**Goal of the exercise**
Would you filter the listing below so that only lines with the word "glyph" remain?

**Information shown**
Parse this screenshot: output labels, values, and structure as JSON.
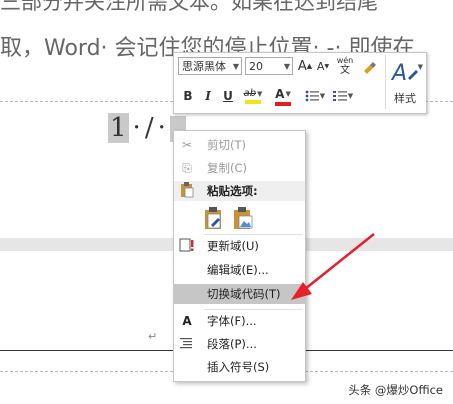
{
  "document": {
    "line1": "三部分并关注所需文本。如果在达到结尾",
    "line2": "取，Word· 会记住您的停止位置· -· 即使在",
    "field_num": "1",
    "field_sep1": "·",
    "field_slash": "/",
    "field_sep2": "·",
    "paragraph_mark": "↵"
  },
  "mini_toolbar": {
    "font_name": "思源黑体",
    "font_size": "20",
    "grow_font": "A",
    "shrink_font": "A",
    "phonetic_top": "wén",
    "phonetic_bottom": "文",
    "bold": "B",
    "italic": "I",
    "underline": "U",
    "highlight": "ab",
    "font_color": "A",
    "styles_label": "样式",
    "highlight_color": "#f5e21a",
    "font_color_bar": "#e02020",
    "styles_color": "#2b579a"
  },
  "context_menu": {
    "items": [
      {
        "label": "剪切(T)",
        "icon": "cut-icon",
        "glyph": "✂",
        "disabled": true
      },
      {
        "label": "复制(C)",
        "icon": "copy-icon",
        "glyph": "⎘",
        "disabled": true
      },
      {
        "label": "粘贴选项:",
        "icon": "paste-icon",
        "glyph": "📋"
      },
      {
        "label": "更新域(U)",
        "icon": "update-field-icon",
        "glyph": "!"
      },
      {
        "label": "编辑域(E)...",
        "icon": "",
        "glyph": ""
      },
      {
        "label": "切换域代码(T)",
        "icon": "",
        "glyph": "",
        "highlighted": true
      },
      {
        "label": "字体(F)...",
        "icon": "font-icon",
        "glyph": "A"
      },
      {
        "label": "段落(P)...",
        "icon": "paragraph-icon",
        "glyph": "≡"
      },
      {
        "label": "插入符号(S)",
        "icon": "",
        "glyph": ""
      }
    ],
    "highlight_color": "#c6c6c6"
  },
  "annotation": {
    "arrow_color": "#e5202a"
  },
  "watermark": "头条 @爆炒Office"
}
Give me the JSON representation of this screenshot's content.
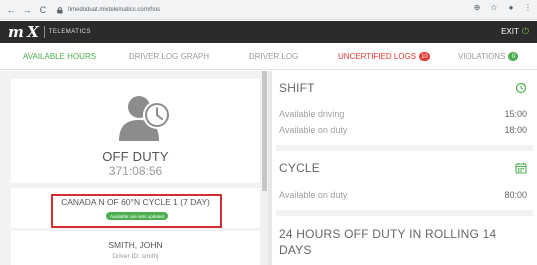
{
  "browser": {
    "url": "timedoduat.mixtelematics.com/hos",
    "nav": [
      "←",
      "→",
      "C",
      "⌂"
    ],
    "actions": [
      "⊕",
      "☆",
      "●",
      "⋮"
    ]
  },
  "header": {
    "brand_mark": "m X",
    "brand_text": "TELEMATICS",
    "exit_label": "EXIT"
  },
  "tabs": [
    {
      "label": "AVAILABLE HOURS",
      "active": true
    },
    {
      "label": "DRIVER LOG GRAPH",
      "active": false
    },
    {
      "label": "DRIVER LOG",
      "active": false
    },
    {
      "label": "UNCERTIFIED LOGS",
      "active": false,
      "badge": "10"
    },
    {
      "label": "VIOLATIONS",
      "active": false,
      "badge": "0"
    }
  ],
  "status": {
    "state": "OFF DUTY",
    "duration": "371:08:56"
  },
  "cycle": {
    "label": "CANADA N OF 60°N CYCLE 1 (7 DAY)",
    "pill": "Available rule sets updated"
  },
  "driver": {
    "name": "SMITH, JOHN",
    "id_label": "Driver ID: smithj"
  },
  "shift": {
    "title": "SHIFT",
    "rows": [
      {
        "label": "Available driving",
        "value": "15:00"
      },
      {
        "label": "Available on duty",
        "value": "18:00"
      }
    ]
  },
  "cycle_section": {
    "title": "CYCLE",
    "rows": [
      {
        "label": "Available on duty",
        "value": "80:00"
      }
    ]
  },
  "off_duty_section": {
    "title": "24 HOURS OFF DUTY IN ROLLING 14 DAYS"
  },
  "colors": {
    "header_bg": "#2b2b2b",
    "active_green": "#4caf50",
    "alert_red": "#e53935",
    "highlight_box": "#d32f2f"
  }
}
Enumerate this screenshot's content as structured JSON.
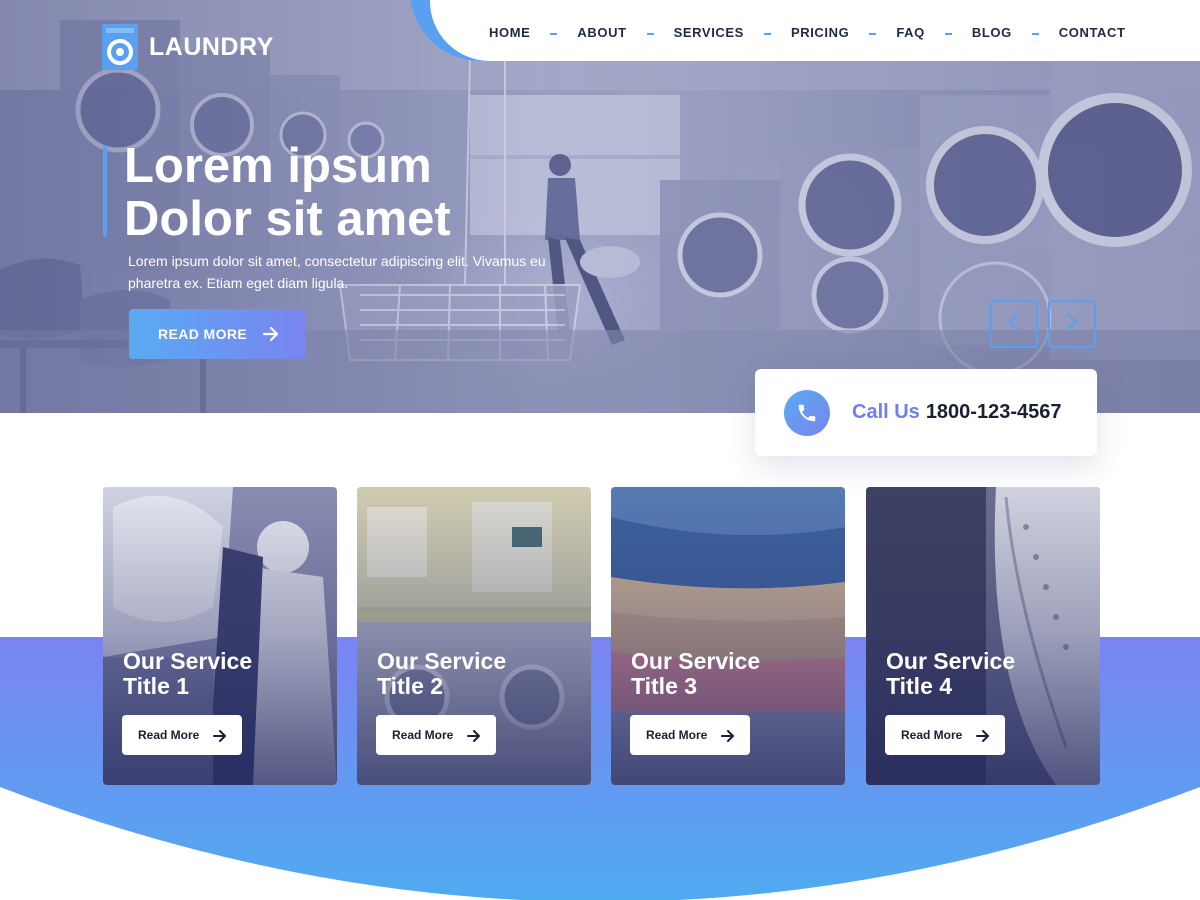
{
  "brand": {
    "name": "LAUNDRY",
    "logo_icon": "washing-machine-icon"
  },
  "nav": {
    "items": [
      {
        "label": "HOME"
      },
      {
        "label": "ABOUT"
      },
      {
        "label": "SERVICES"
      },
      {
        "label": "PRICING"
      },
      {
        "label": "FAQ"
      },
      {
        "label": "BLOG"
      },
      {
        "label": "CONTACT"
      }
    ]
  },
  "hero": {
    "title_line1": "Lorem ipsum",
    "title_line2": "Dolor sit amet",
    "subtitle": "Lorem ipsum dolor sit amet, consectetur adipiscing elit. Vivamus eu pharetra ex. Etiam eget diam ligula.",
    "button_label": "READ MORE",
    "button_icon": "arrow-right-icon",
    "slider_prev_icon": "chevron-left-icon",
    "slider_next_icon": "chevron-right-icon"
  },
  "call": {
    "icon": "phone-icon",
    "label": "Call Us",
    "number": "1800-123-4567"
  },
  "services": [
    {
      "title_line1": "Our Service",
      "title_line2": "Title 1",
      "button_label": "Read More"
    },
    {
      "title_line1": "Our Service",
      "title_line2": "Title 2",
      "button_label": "Read More"
    },
    {
      "title_line1": "Our Service",
      "title_line2": "Title 3",
      "button_label": "Read More"
    },
    {
      "title_line1": "Our Service",
      "title_line2": "Title 4",
      "button_label": "Read More"
    }
  ],
  "colors": {
    "accent_blue": "#5aa0f0",
    "accent_violet": "#7a84f0",
    "band_top": "#7b84f2",
    "band_bottom": "#4fabf0",
    "nav_text": "#1f2a44",
    "call_label": "#6f7ff0"
  }
}
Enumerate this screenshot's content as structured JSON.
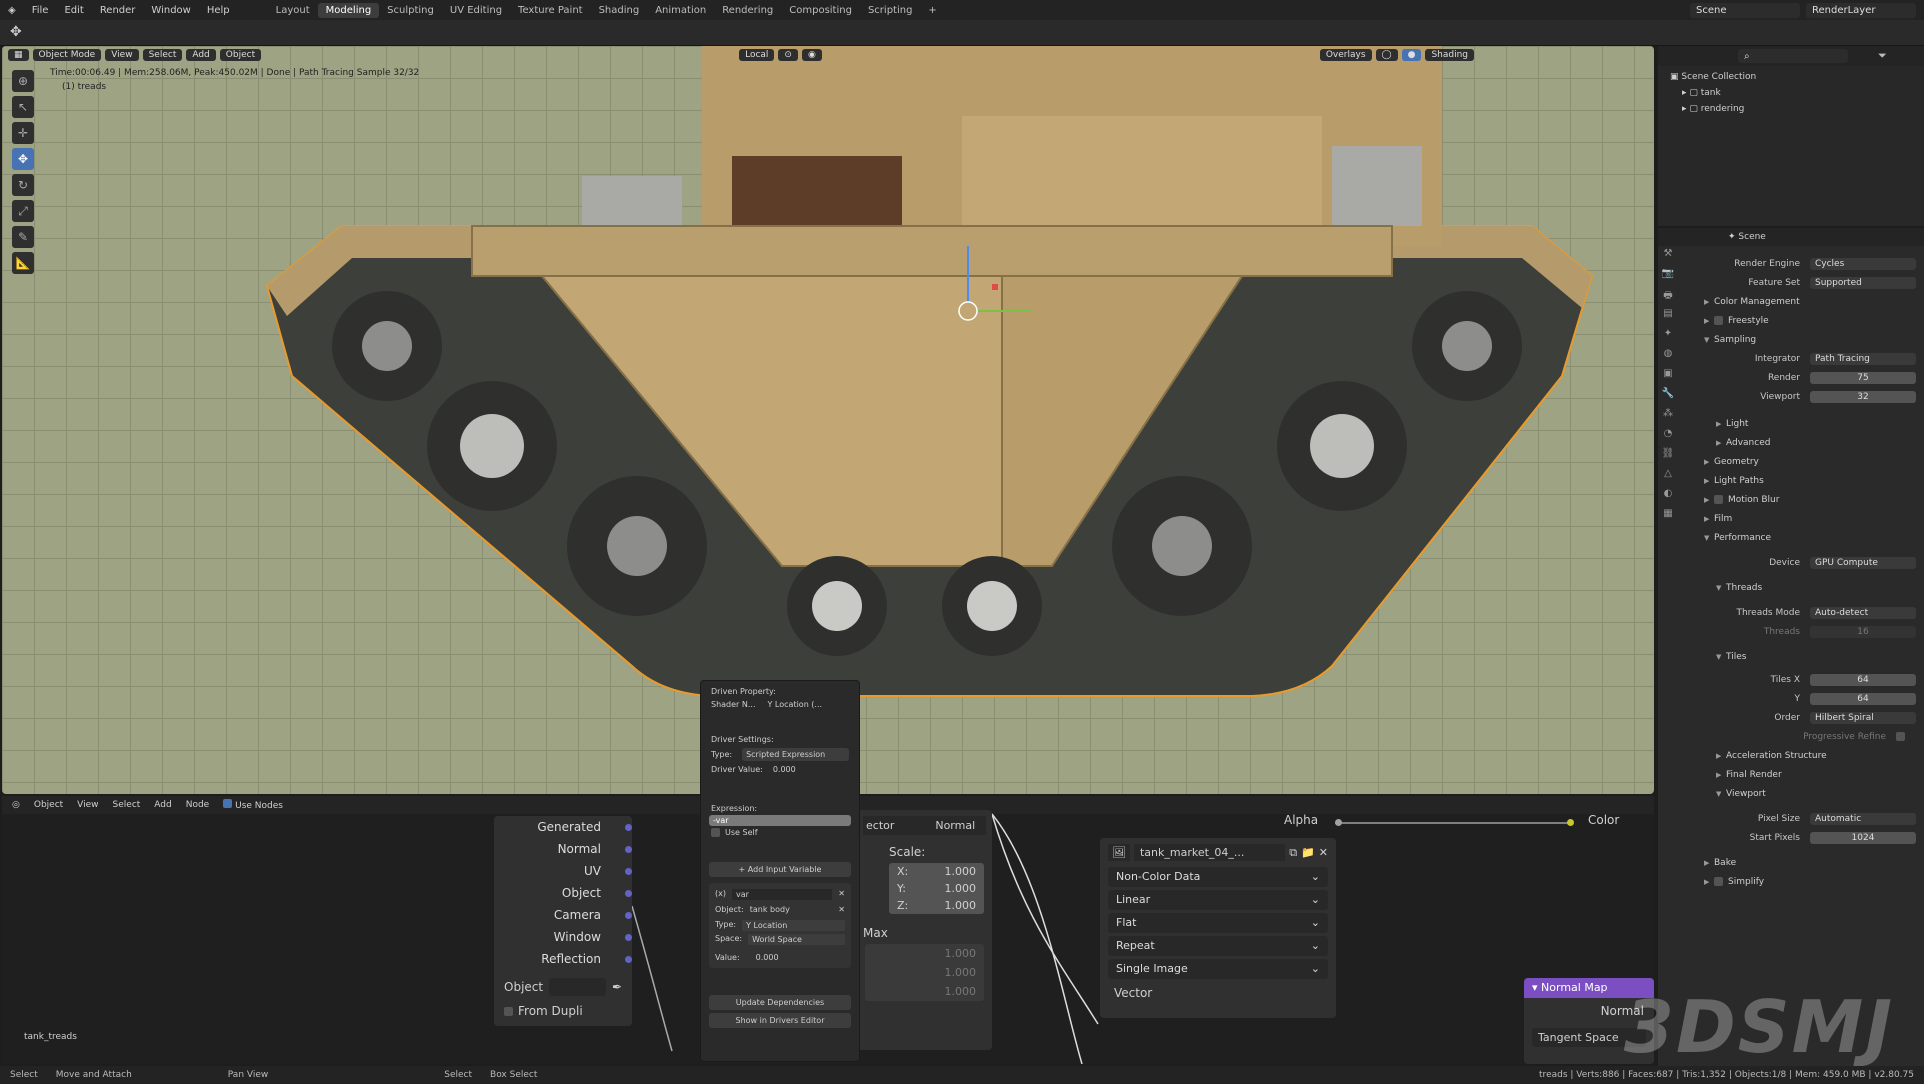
{
  "topbar": {
    "menus": [
      "File",
      "Edit",
      "Render",
      "Window",
      "Help"
    ],
    "workspaces": [
      "Layout",
      "Modeling",
      "Sculpting",
      "UV Editing",
      "Texture Paint",
      "Shading",
      "Animation",
      "Rendering",
      "Compositing",
      "Scripting"
    ],
    "active_workspace": "Modeling",
    "scene": "Scene",
    "view_layer": "RenderLayer"
  },
  "viewport": {
    "mode": "Object Mode",
    "menus": [
      "View",
      "Select",
      "Add",
      "Object"
    ],
    "orientation": "Local",
    "overlays_label": "Overlays",
    "shading_label": "Shading",
    "render_info": "Time:00:06.49 | Mem:258.06M, Peak:450.02M | Done | Path Tracing Sample 32/32",
    "object_info": "(1) treads"
  },
  "outliner": {
    "root": "Scene Collection",
    "items": [
      {
        "label": "tank"
      },
      {
        "label": "rendering"
      }
    ]
  },
  "properties": {
    "scene_label": "Scene",
    "render_engine_label": "Render Engine",
    "render_engine": "Cycles",
    "feature_set_label": "Feature Set",
    "feature_set": "Supported",
    "color_management": "Color Management",
    "freestyle": "Freestyle",
    "sampling": "Sampling",
    "integrator_label": "Integrator",
    "integrator": "Path Tracing",
    "render_label": "Render",
    "render_samples": "75",
    "viewport_label": "Viewport",
    "viewport_samples": "32",
    "light": "Light",
    "advanced": "Advanced",
    "geometry": "Geometry",
    "light_paths": "Light Paths",
    "motion_blur": "Motion Blur",
    "film": "Film",
    "performance": "Performance",
    "device_label": "Device",
    "device": "GPU Compute",
    "threads": "Threads",
    "threads_mode_label": "Threads Mode",
    "threads_mode": "Auto-detect",
    "threads_count_label": "Threads",
    "threads_count": "16",
    "tiles": "Tiles",
    "tiles_x_label": "Tiles X",
    "tiles_x": "64",
    "tiles_y_label": "Y",
    "tiles_y": "64",
    "order_label": "Order",
    "order": "Hilbert Spiral",
    "progressive_refine": "Progressive Refine",
    "acceleration_structure": "Acceleration Structure",
    "final_render": "Final Render",
    "viewport_section": "Viewport",
    "pixel_size_label": "Pixel Size",
    "pixel_size": "Automatic",
    "start_pixels_label": "Start Pixels",
    "start_pixels": "1024",
    "bake": "Bake",
    "simplify": "Simplify"
  },
  "node_editor": {
    "mode": "Object",
    "menus": [
      "View",
      "Select",
      "Add",
      "Node"
    ],
    "use_nodes": "Use Nodes",
    "texcoord_outputs": [
      "Generated",
      "Normal",
      "UV",
      "Object",
      "Camera",
      "Window",
      "Reflection"
    ],
    "object_label": "Object",
    "from_dupli": "From Dupli",
    "object_name": "tank_treads",
    "mapping_tabs": [
      "ector",
      "Normal"
    ],
    "scale_label": "Scale:",
    "scale": [
      {
        "axis": "X:",
        "value": "1.000"
      },
      {
        "axis": "Y:",
        "value": "1.000"
      },
      {
        "axis": "Z:",
        "value": "1.000"
      }
    ],
    "max_label": "Max",
    "max_values": [
      "1.000",
      "1.000",
      "1.000"
    ],
    "image_name": "tank_market_04_...",
    "image_options": [
      "Non-Color Data",
      "Linear",
      "Flat",
      "Repeat",
      "Single Image"
    ],
    "vector_label": "Vector",
    "alpha_label": "Alpha",
    "color_label": "Color",
    "normal_map_title": "Normal Map",
    "normal_map_output": "Normal",
    "tangent_space": "Tangent Space"
  },
  "driver": {
    "driven_property": "Driven Property:",
    "shader_n": "Shader N...",
    "y_location": "Y Location (...",
    "driver_settings": "Driver Settings:",
    "type_label": "Type:",
    "type_value": "Scripted Expression",
    "driver_value_label": "Driver Value:",
    "driver_value": "0.000",
    "expression_label": "Expression:",
    "expression": "-var",
    "use_self": "Use Self",
    "add_input_variable": "Add Input Variable",
    "var_name": "var",
    "object_label": "Object:",
    "object_value": "tank body",
    "var_type_label": "Type:",
    "var_type": "Y Location",
    "space_label": "Space:",
    "space": "World Space",
    "value_label": "Value:",
    "value": "0.000",
    "update_dependencies": "Update Dependencies",
    "show_in_drivers_editor": "Show in Drivers Editor"
  },
  "statusbar": {
    "items": [
      "Select",
      "Move and Attach",
      "Pan View",
      "Select",
      "Box Select"
    ],
    "stats": "treads | Verts:886 | Faces:687 | Tris:1,352 | Objects:1/8 | Mem: 459.0 MB | v2.80.75"
  },
  "watermark": "3DSMJ",
  "colors": {
    "accent": "#4772b3",
    "viewport_bg": "#9ea383",
    "selected_outline": "#e89a2c",
    "node_purple": "#6363c7",
    "normal_map_header": "#7b4fc2"
  }
}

**Final answer**
        "glyph": "✂",
        "glyph": "⎘",
        "glyph": "📋"
        "glyph": "!"
        "glyph": ""
        "glyph": "",
        "glyph": "A"
        "glyph": "≡"
        "glyph": ""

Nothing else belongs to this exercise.